Task:
Only the lines from the one bearing "Extract the structured" through the end of the entries should be output, exactly as they stand, and pictures should be skipped.

Input:

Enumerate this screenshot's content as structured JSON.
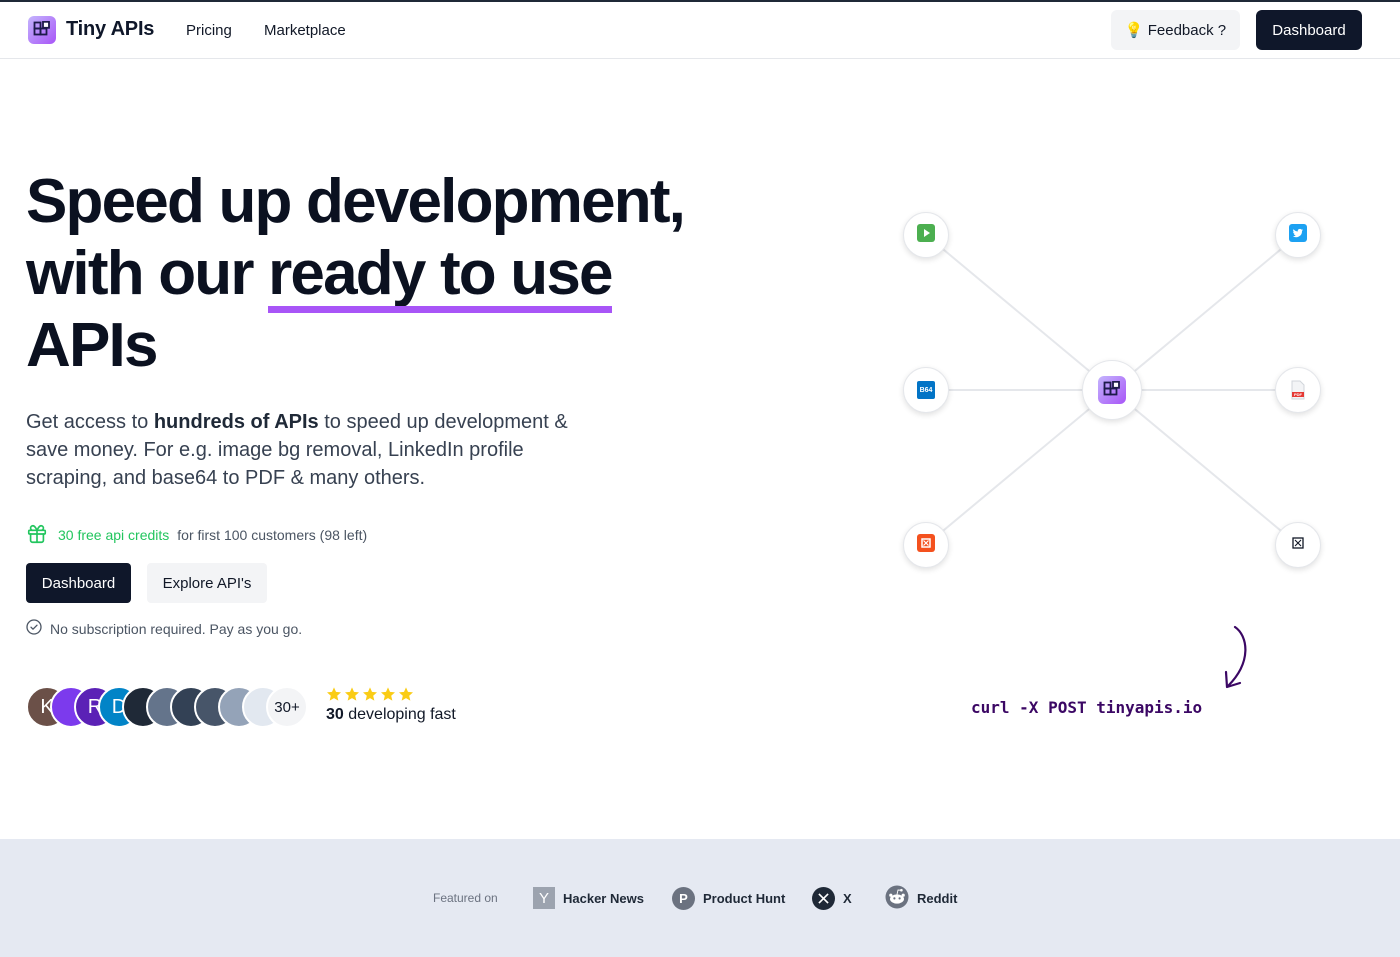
{
  "nav": {
    "brand": "Tiny APIs",
    "links": [
      "Pricing",
      "Marketplace"
    ],
    "feedback_label": "💡 Feedback ?",
    "dashboard_label": "Dashboard"
  },
  "hero": {
    "headline_line1": "Speed up development,",
    "headline_line2_prefix": "with our ",
    "headline_line2_highlight": "ready to use",
    "headline_line3": "APIs",
    "subtitle_pre": "Get access to ",
    "subtitle_bold": "hundreds of APIs",
    "subtitle_post": " to speed up development & save money. For e.g. image bg removal, LinkedIn profile scraping, and base64 to PDF & many others.",
    "credits_highlight": "30 free api credits",
    "credits_text": "for first 100 customers (98 left)",
    "dashboard_button": "Dashboard",
    "explore_button": "Explore API's",
    "no_subscription": "No subscription required. Pay as you go.",
    "avatars": [
      {
        "letter": "K",
        "color": "#6b5048"
      },
      {
        "letter": "",
        "color": "#7c3aed"
      },
      {
        "letter": "R",
        "color": "#5b21b6"
      },
      {
        "letter": "D",
        "color": "#0284c7"
      },
      {
        "letter": "",
        "color": "#1f2937"
      },
      {
        "letter": "",
        "color": "#64748b"
      },
      {
        "letter": "",
        "color": "#334155"
      },
      {
        "letter": "",
        "color": "#475569"
      },
      {
        "letter": "",
        "color": "#94a3b8"
      },
      {
        "letter": "",
        "color": "#e2e8f0"
      }
    ],
    "avatars_more": "30+",
    "rating_stars": 5,
    "rating_count": "30",
    "rating_text": " developing fast"
  },
  "diagram": {
    "b64_label": "B64",
    "pdf_label": "PDF",
    "nodes": [
      "play-icon",
      "twitter-icon",
      "base64-icon",
      "pdf-icon",
      "bg-remove-icon",
      "image-icon"
    ]
  },
  "code_snippet": "curl -X POST tinyapis.io",
  "featured": {
    "label": "Featured on",
    "items": [
      {
        "name": "Hacker News",
        "icon": "Y"
      },
      {
        "name": "Product Hunt",
        "icon": "P"
      },
      {
        "name": "X",
        "icon": "𝕏"
      },
      {
        "name": "Reddit",
        "icon": ""
      }
    ]
  },
  "colors": {
    "accent": "#a855f7",
    "dark": "#0f172a",
    "green": "#22c55e",
    "star": "#facc15",
    "featured_bg": "#e5e9f2"
  }
}
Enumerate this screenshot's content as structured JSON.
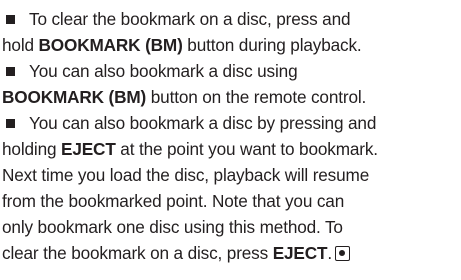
{
  "paragraphs": [
    {
      "line1": "To clear the bookmark on a disc, press and",
      "line2_pre": "hold ",
      "line2_bold": "BOOKMARK (BM)",
      "line2_post": " button during playback."
    },
    {
      "line1": "You can also bookmark a disc using",
      "line2_bold": "BOOKMARK (BM)",
      "line2_post": " button on the remote control."
    },
    {
      "line1": "You can also bookmark a disc by pressing and",
      "line2_pre": "holding ",
      "line2_bold": "EJECT",
      "line2_post": " at the point you want to bookmark.",
      "line3": "Next time you load the disc, playback will resume",
      "line4": "from the bookmarked point. Note that you can",
      "line5": "only bookmark one disc using this method. To",
      "line6_pre": "clear the bookmark on a disc, press ",
      "line6_bold": "EJECT",
      "line6_post": "."
    }
  ],
  "icons": {
    "bullet": "square-bullet-icon",
    "end_mark": "end-of-section-icon"
  }
}
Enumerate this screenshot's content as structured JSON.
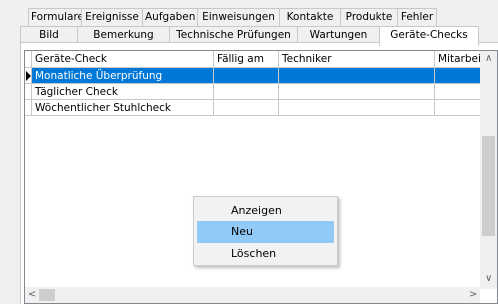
{
  "tabs": {
    "row1": [
      "Formulare",
      "Ereignisse",
      "Aufgaben",
      "Einweisungen",
      "Kontakte",
      "Produkte",
      "Fehler"
    ],
    "row2": [
      "Bild",
      "Bemerkung",
      "Technische Prüfungen",
      "Wartungen",
      "Geräte-Checks"
    ],
    "active": "Geräte-Checks"
  },
  "grid": {
    "columns": [
      "Geräte-Check",
      "Fällig am",
      "Techniker",
      "Mitarbeiter"
    ],
    "rows": [
      [
        "Monatliche Überprüfung",
        "",
        "",
        ""
      ],
      [
        "Täglicher Check",
        "",
        "",
        ""
      ],
      [
        "Wöchentlicher Stuhlcheck",
        "",
        "",
        ""
      ]
    ],
    "selected_row": 0
  },
  "context_menu": {
    "items": [
      "Anzeigen",
      "Neu",
      "Löschen"
    ],
    "highlighted": "Neu"
  },
  "colors": {
    "selection": "#0078d7",
    "menu_highlight": "#91c9f7"
  },
  "icons": {
    "row_indicator": "row-pointer-arrow",
    "scroll_up": "chevron-up-icon",
    "scroll_down": "chevron-down-icon",
    "scroll_left": "chevron-left-icon",
    "scroll_right": "chevron-right-icon"
  }
}
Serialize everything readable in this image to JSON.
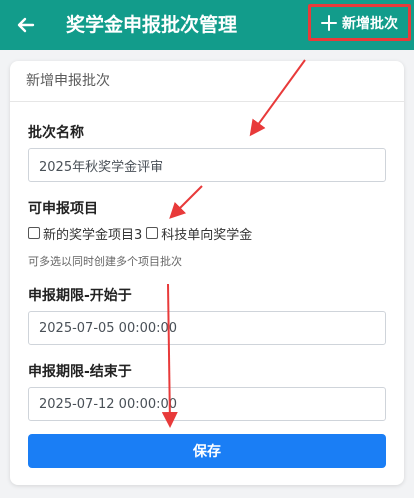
{
  "header": {
    "title": "奖学金申报批次管理",
    "add_batch_label": "新增批次"
  },
  "card": {
    "title": "新增申报批次",
    "name_field": {
      "label": "批次名称",
      "value": "2025年秋奖学金评审"
    },
    "projects": {
      "label": "可申报项目",
      "options": [
        {
          "label": "新的奖学金项目3",
          "checked": false
        },
        {
          "label": "科技单向奖学金",
          "checked": false
        }
      ],
      "hint": "可多选以同时创建多个项目批次"
    },
    "start": {
      "label": "申报期限-开始于",
      "value": "2025-07-05 00:00:00"
    },
    "end": {
      "label": "申报期限-结束于",
      "value": "2025-07-12 00:00:00"
    },
    "save_label": "保存"
  },
  "colors": {
    "appbar": "#129c8b",
    "primary_button": "#1a7ef5",
    "annotation": "#e83a3a"
  }
}
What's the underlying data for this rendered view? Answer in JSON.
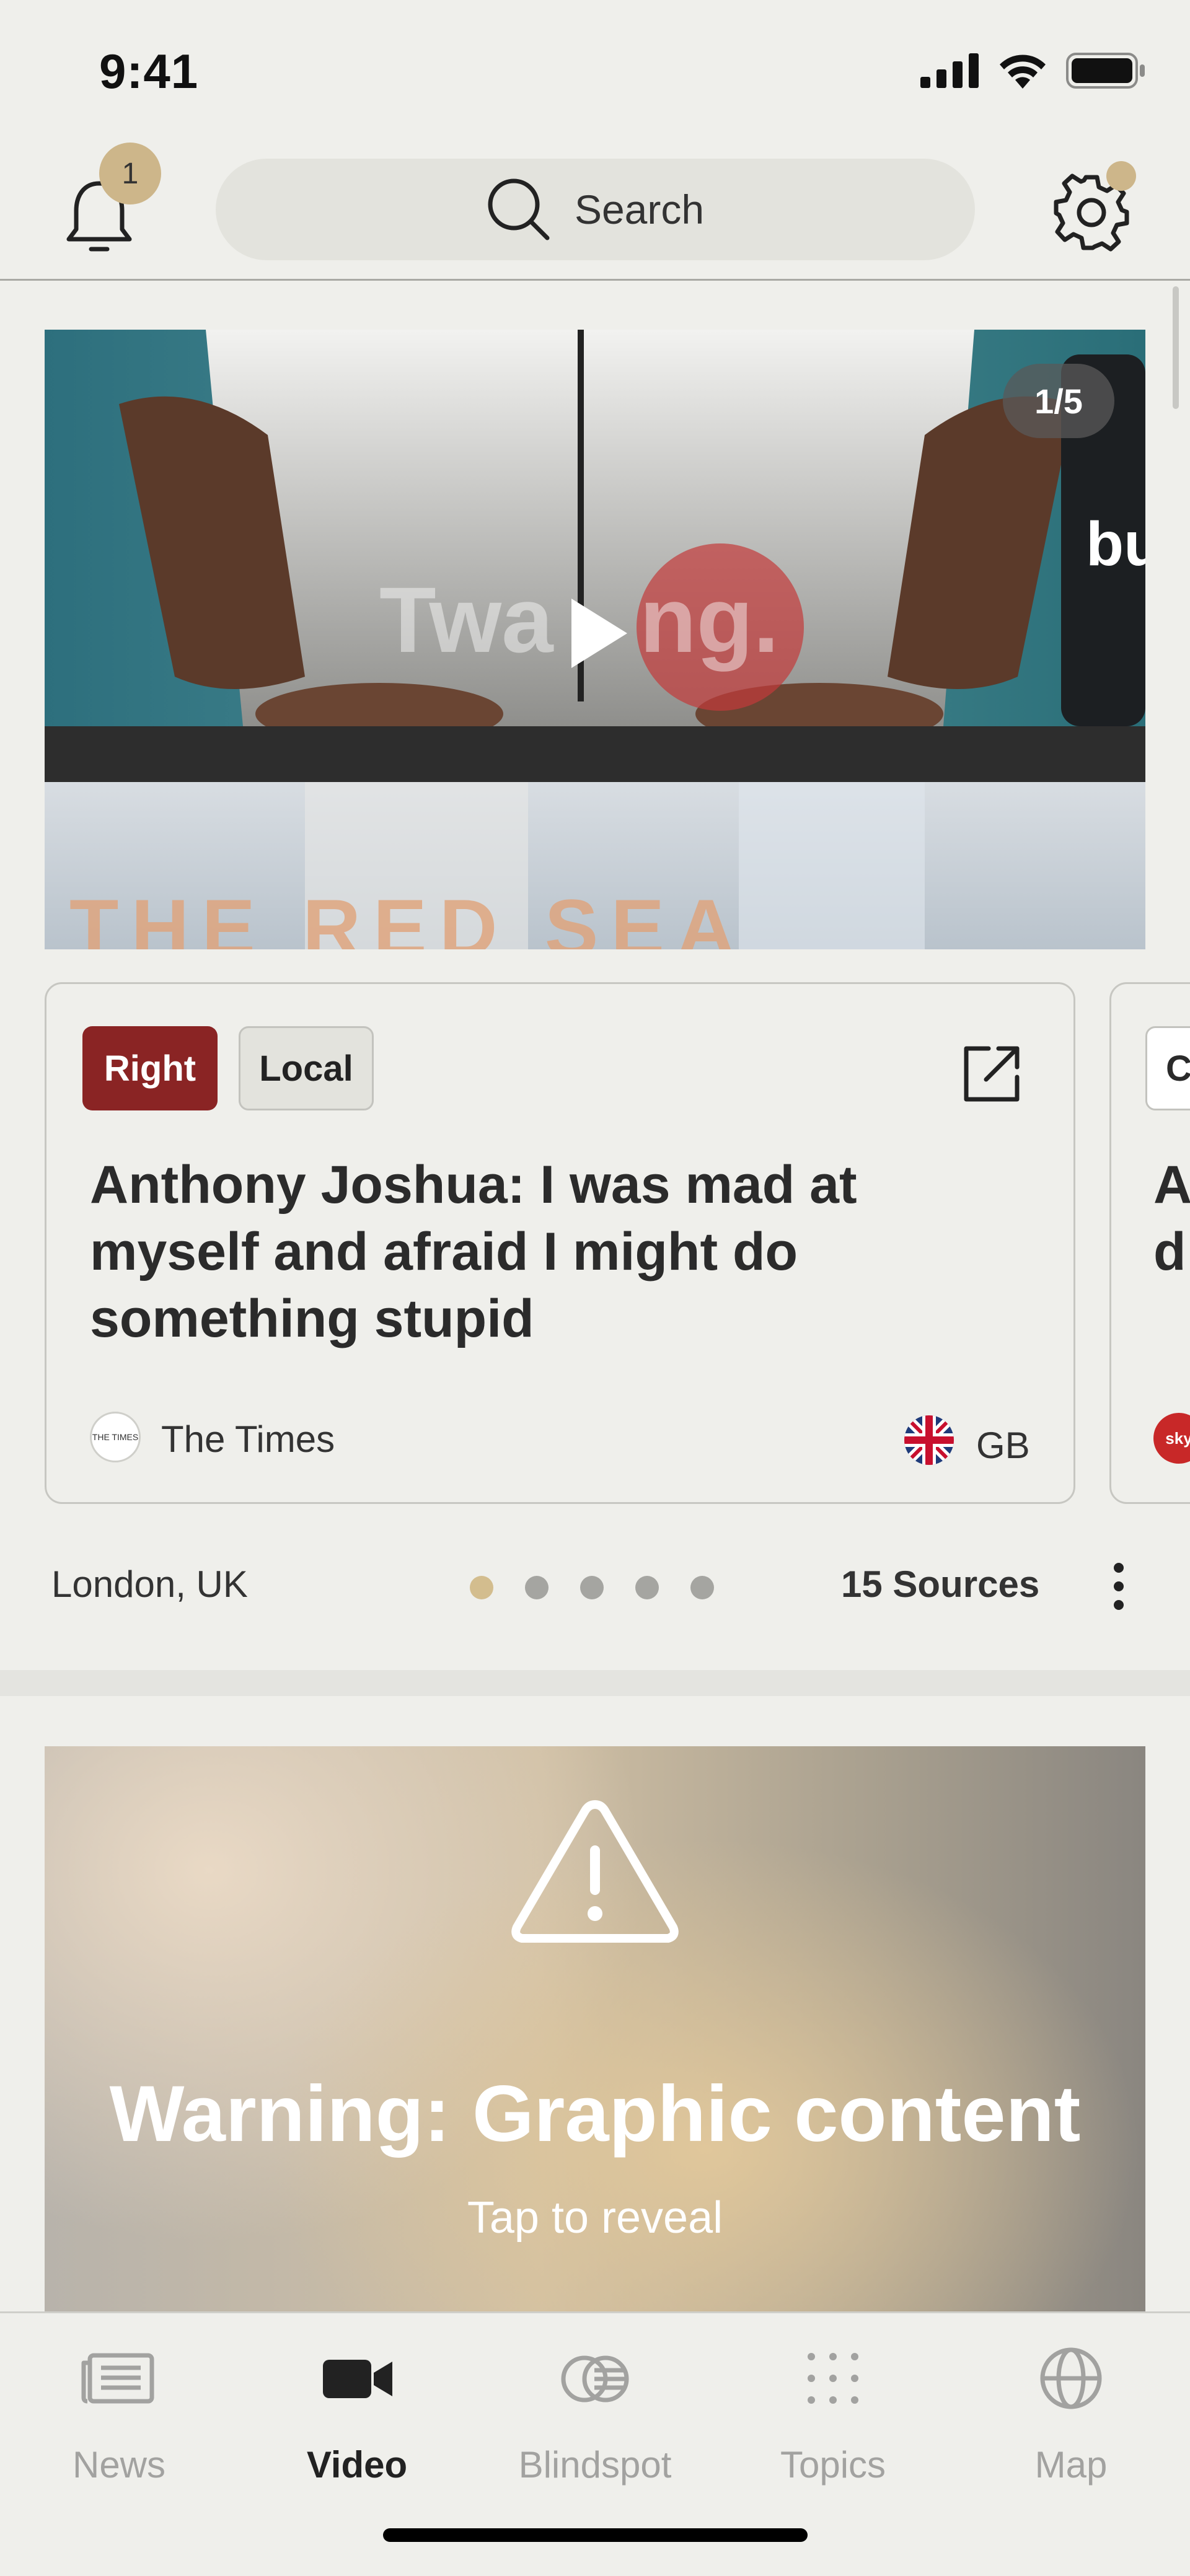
{
  "status": {
    "time": "9:41"
  },
  "header": {
    "notification_count": "1",
    "search_label": "Search"
  },
  "hero": {
    "counter": "1/5"
  },
  "article": {
    "tags": [
      "Right",
      "Local"
    ],
    "headline": "Anthony Joshua: I was mad at myself and afraid I might do something stupid",
    "source_name": "The Times",
    "source_logo_text": "THE TIMES",
    "country": "GB"
  },
  "next_article": {
    "tag": "C",
    "headline_partial": "A\nd",
    "source_logo_text": "sky"
  },
  "card_footer": {
    "location": "London, UK",
    "page_count": 5,
    "active_page": 0,
    "sources": "15 Sources"
  },
  "warning": {
    "title": "Warning: Graphic content",
    "subtitle": "Tap to reveal"
  },
  "tabbar": {
    "tabs": [
      {
        "label": "News",
        "icon": "news-icon",
        "active": false
      },
      {
        "label": "Video",
        "icon": "video-camera-icon",
        "active": true
      },
      {
        "label": "Blindspot",
        "icon": "blindspot-icon",
        "active": false
      },
      {
        "label": "Topics",
        "icon": "grid-dots-icon",
        "active": false
      },
      {
        "label": "Map",
        "icon": "globe-icon",
        "active": false
      }
    ]
  },
  "colors": {
    "accent": "#cdb68a",
    "right_tag": "#8a2424",
    "background": "#efefeb"
  }
}
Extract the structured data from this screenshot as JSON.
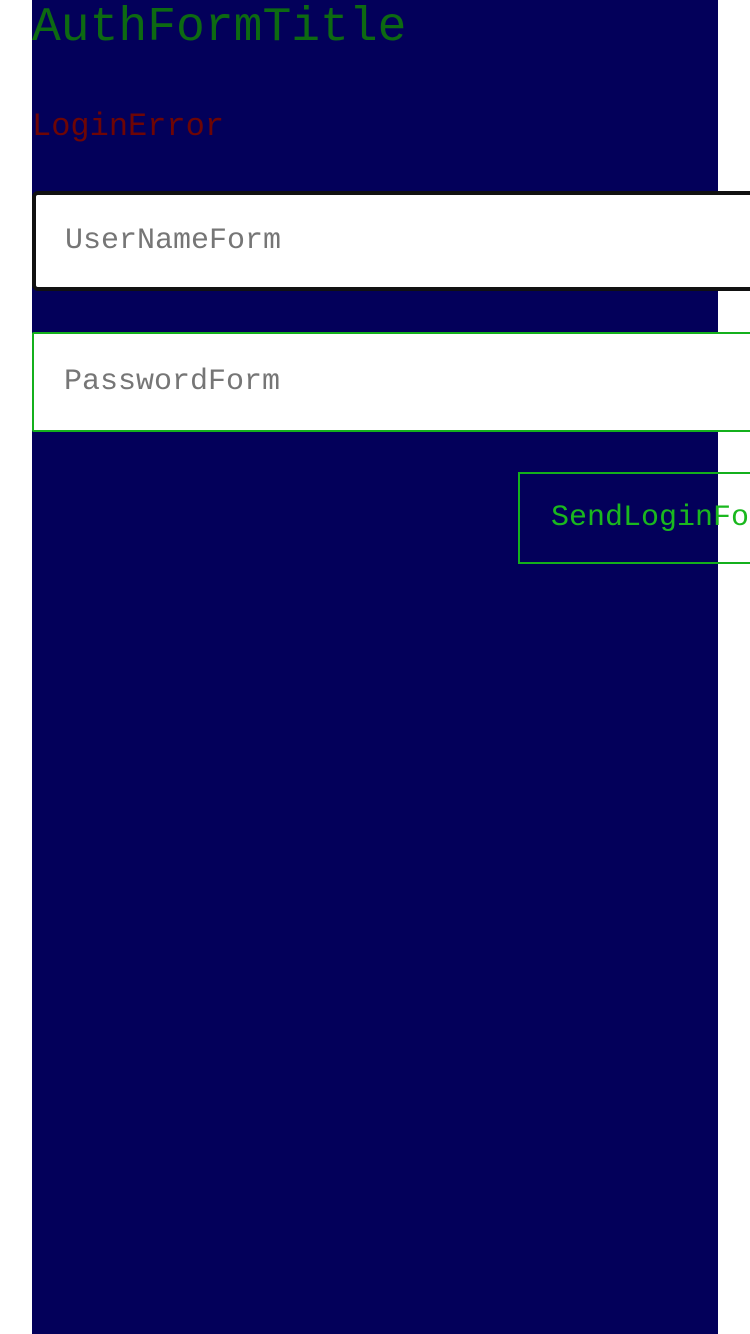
{
  "colors": {
    "panel_background": "#03005a",
    "title": "#0d6a12",
    "error": "#6e0505",
    "accent_green": "#14b01c"
  },
  "form": {
    "title": "AuthFormTitle",
    "error": "LoginError",
    "username_placeholder": "UserNameForm",
    "password_placeholder": "PasswordForm",
    "send_label": "SendLoginForm"
  }
}
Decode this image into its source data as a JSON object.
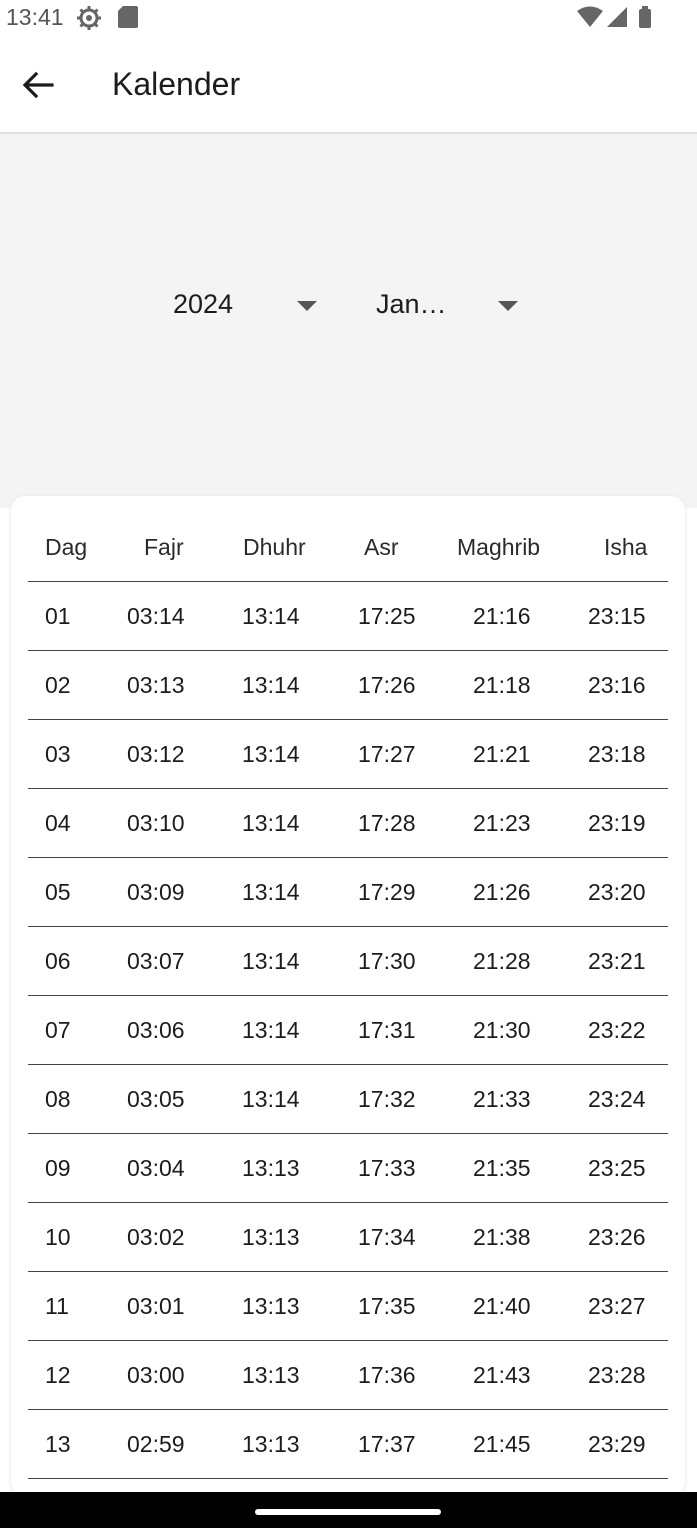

Solution to the problem:
Extract the structured data from this screenshot as JSON.
{
  "colors": {
    "panel_background": "#03005a",
    "title": "#0d6a12",
    "error": "#6e0505",
    "accent_green": "#14b01c"
  },
  "form": {
    "title": "AuthFormTitle",
    "error": "LoginError",
    "username_placeholder": "UserNameForm",
    "password_placeholder": "PasswordForm",
    "send_label": "SendLoginForm"
  }
}
Decode this image into its source data as a JSON object.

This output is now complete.